The problem: All of the data below should be repeated exactly. Pictures should not be included.

Material provided:

+++

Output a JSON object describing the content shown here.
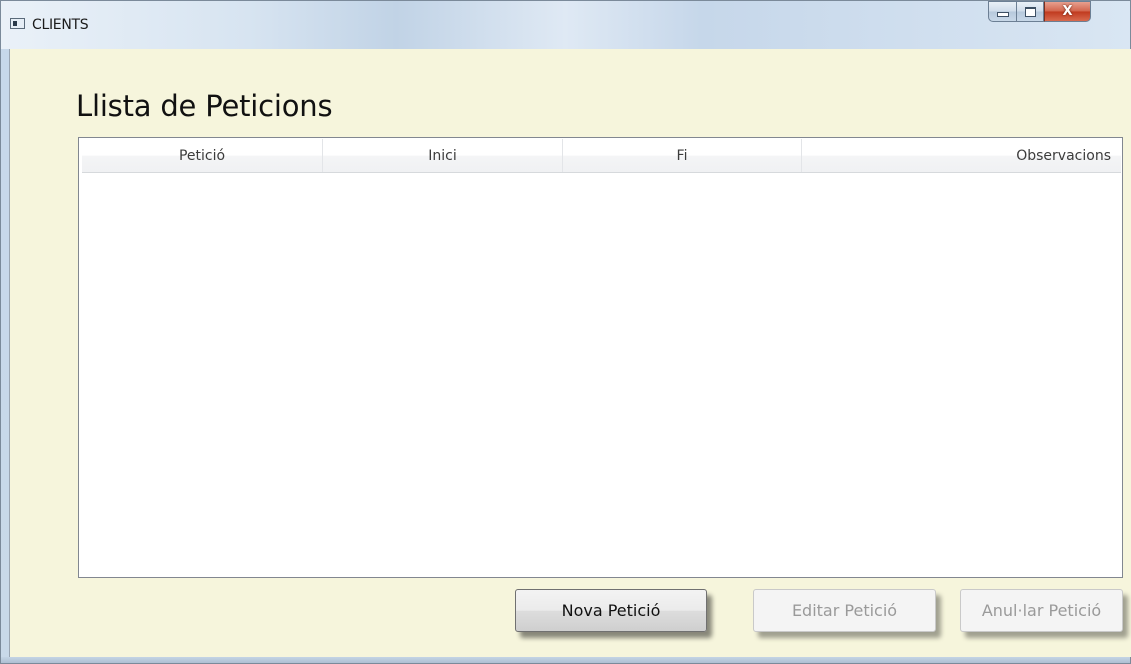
{
  "window": {
    "title": "CLIENTS",
    "close_glyph": "X",
    "icons": {
      "app": "window-app-icon",
      "minimize": "minimize-icon",
      "maximize": "maximize-icon",
      "close": "close-icon"
    }
  },
  "main": {
    "title": "Llista de Peticions",
    "list": {
      "columns": [
        "Petició",
        "Inici",
        "Fi",
        "Observacions"
      ],
      "rows": []
    }
  },
  "buttons": {
    "new": {
      "label": "Nova Petició",
      "enabled": true
    },
    "edit": {
      "label": "Editar Petició",
      "enabled": false
    },
    "cancel": {
      "label": "Anul·lar Petició",
      "enabled": false
    }
  },
  "colors": {
    "client_background": "#f6f5dc",
    "close_button": "#c0391e"
  }
}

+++

Exercise answer:
Output a JSON object describing the content shown here.
{
  "window": {
    "title": "CLIENTS",
    "close_glyph": "X",
    "icons": {
      "app": "window-app-icon",
      "minimize": "minimize-icon",
      "maximize": "maximize-icon",
      "close": "close-icon"
    }
  },
  "main": {
    "title": "Llista de Peticions",
    "list": {
      "columns": [
        "Petició",
        "Inici",
        "Fi",
        "Observacions"
      ],
      "rows": []
    }
  },
  "buttons": {
    "new": {
      "label": "Nova Petició",
      "enabled": true
    },
    "edit": {
      "label": "Editar Petició",
      "enabled": false
    },
    "cancel": {
      "label": "Anul·lar Petició",
      "enabled": false
    }
  },
  "colors": {
    "client_background": "#f6f5dc",
    "close_button": "#c0391e"
  }
}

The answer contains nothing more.